My parents have quite a large amount of Tupperware and fill them up with leftovers from a party. Like many cultures, including my own, having an abundance of food and eating with the family is a big deal. At each party, all the food is laid out buffet style, with several different kinds of main dishes, salads, sides and desserts. Everyone is expected to have almost two full servings of food. The remaining food almost never goes to waste. If the gathering is just the immediate family, my sister and I will each take home several plastic containers (often empty yogurt, margarine and sour cream containers) of food. If the gathering is larger, my parents will bust out the large Ziploc freezer bags, fill them with food and give them to them guests before they leave. I guess you could say they give out food loot bags or doggy bags.
Although my parents could just easily keep the food for themselves, they would rather re-distribute them to the guests. It’s way too much food to eat for just the two of them and I’m sure they’d rather not have to eat that ham for the next five days. If you ask me, it’s a win-win situation. They get rid of the excess food and I don’t have to cook or grocery shop for the next few days. I save some time and money and I get have another helping of a certain dish I enjoyed eating so much at the party.

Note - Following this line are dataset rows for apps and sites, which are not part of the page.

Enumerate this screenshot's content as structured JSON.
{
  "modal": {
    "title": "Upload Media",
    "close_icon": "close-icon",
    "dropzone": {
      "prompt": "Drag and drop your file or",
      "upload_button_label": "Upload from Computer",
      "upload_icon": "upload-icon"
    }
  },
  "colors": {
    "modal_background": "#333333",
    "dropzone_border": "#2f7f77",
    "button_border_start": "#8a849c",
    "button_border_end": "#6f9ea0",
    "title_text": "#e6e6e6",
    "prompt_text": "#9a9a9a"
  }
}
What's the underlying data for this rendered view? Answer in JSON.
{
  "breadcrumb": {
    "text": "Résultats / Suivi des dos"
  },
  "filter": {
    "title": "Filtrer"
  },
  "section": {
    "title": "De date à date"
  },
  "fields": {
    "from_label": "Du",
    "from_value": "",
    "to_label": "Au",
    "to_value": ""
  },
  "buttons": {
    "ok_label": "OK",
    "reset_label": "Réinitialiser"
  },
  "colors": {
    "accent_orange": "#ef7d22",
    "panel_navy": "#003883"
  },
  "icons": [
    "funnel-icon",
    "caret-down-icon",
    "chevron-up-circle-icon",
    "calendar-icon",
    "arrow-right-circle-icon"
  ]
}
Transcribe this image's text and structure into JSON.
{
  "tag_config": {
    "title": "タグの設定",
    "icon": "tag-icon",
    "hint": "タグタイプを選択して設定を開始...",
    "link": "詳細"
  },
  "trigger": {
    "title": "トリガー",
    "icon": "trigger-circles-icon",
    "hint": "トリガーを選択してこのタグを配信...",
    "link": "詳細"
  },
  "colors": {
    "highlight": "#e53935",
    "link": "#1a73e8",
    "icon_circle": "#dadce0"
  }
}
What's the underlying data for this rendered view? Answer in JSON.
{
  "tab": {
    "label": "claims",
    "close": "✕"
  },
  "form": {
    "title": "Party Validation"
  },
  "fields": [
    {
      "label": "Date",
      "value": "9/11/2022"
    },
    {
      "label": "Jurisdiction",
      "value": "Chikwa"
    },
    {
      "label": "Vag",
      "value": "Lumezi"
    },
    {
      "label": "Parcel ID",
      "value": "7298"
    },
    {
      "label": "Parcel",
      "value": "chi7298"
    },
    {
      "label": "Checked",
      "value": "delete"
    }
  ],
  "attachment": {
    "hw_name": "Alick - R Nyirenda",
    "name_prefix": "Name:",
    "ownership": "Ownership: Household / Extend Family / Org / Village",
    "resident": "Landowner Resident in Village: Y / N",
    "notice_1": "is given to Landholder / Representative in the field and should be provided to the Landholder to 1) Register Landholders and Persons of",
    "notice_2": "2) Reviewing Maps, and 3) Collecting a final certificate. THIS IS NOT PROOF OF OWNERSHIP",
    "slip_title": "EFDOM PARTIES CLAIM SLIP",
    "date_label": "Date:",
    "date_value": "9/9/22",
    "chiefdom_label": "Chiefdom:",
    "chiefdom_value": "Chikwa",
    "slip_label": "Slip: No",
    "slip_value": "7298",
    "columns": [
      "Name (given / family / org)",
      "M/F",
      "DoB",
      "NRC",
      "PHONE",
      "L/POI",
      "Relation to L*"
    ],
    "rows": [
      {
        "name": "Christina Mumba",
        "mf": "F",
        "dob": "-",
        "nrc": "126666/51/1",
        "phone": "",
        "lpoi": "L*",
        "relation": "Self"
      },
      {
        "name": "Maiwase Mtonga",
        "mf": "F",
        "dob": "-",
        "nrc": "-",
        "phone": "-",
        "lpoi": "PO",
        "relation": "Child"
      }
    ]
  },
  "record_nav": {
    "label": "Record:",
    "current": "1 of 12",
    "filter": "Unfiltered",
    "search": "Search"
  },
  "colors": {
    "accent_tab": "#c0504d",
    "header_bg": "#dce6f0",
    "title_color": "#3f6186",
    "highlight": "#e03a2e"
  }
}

While taking home leftovers from family events is quite common, taking home leftovers from catered events such as weddings is not. Some people may even consider it tacky. I certainly wouldn’t. Most of the weddings I have been to, have served way more food than I can eat, plus the seafood buffet, plus the dessert buffet.
I know that because a wedding a very special occasion, most of the times, especially if it is in a banquet hall, there is an abundance of food. The couple wants the guests to enjoy themselves and be well fed. There have only been a few weddings I’ve attended that have had actually great tasting food. Most of the times, the meat was dry and the pasta tasted like something out of my high school cafeteria.
Bad tasting food aside, some banquet halls and catering businesses may have some policies about preventing guests from taking food home if it is served buffet style, due to food safety concerns or liability concerns. However, I wouldn’t see a problem with guests taking home some desserts if take out containers were provided. I had recently attended a baptism reception in a restaurant where the grandparents provided takeout containers for us to take home some desserts.
I have only worked at a banquet hall serving food to guests at a wedding one time in my life. We weren’t allowed to take food home, however we were allowed to eat the leftovers after it had been served to the guests. If the food was not served buffet style and the leftovers were put in the fridge soon after, I don’t see why the employees, guests or even the bride and groom can’t bring the food home. After all, people bring home food from restaurants all the time. Sure it may create more work for the employees, having to put the food into containers, but it prevents perfectly edible food from being thrown into the garbage!
I know this is not true for all banquet halls or catering companies, but I often hear about how some of them throw out all the uneaten food after the wedding. That’s SO MUCH food going to waste! Imagine how many hungry people it could feed. I often wonder why they don’t make arrangements to either deliver the food or have someone pick up the food to take it to a local shelter. Surely, the added cost if there was any wouldn’t be too much. I’m sure the people there would appreciate the extra free food. I know I would.
Would you ever take leftover food home from a wedding or shower? Why or why not?
(In all honesty, I’d rather take home the food than the sometimes useless gift you get for attending the wedding).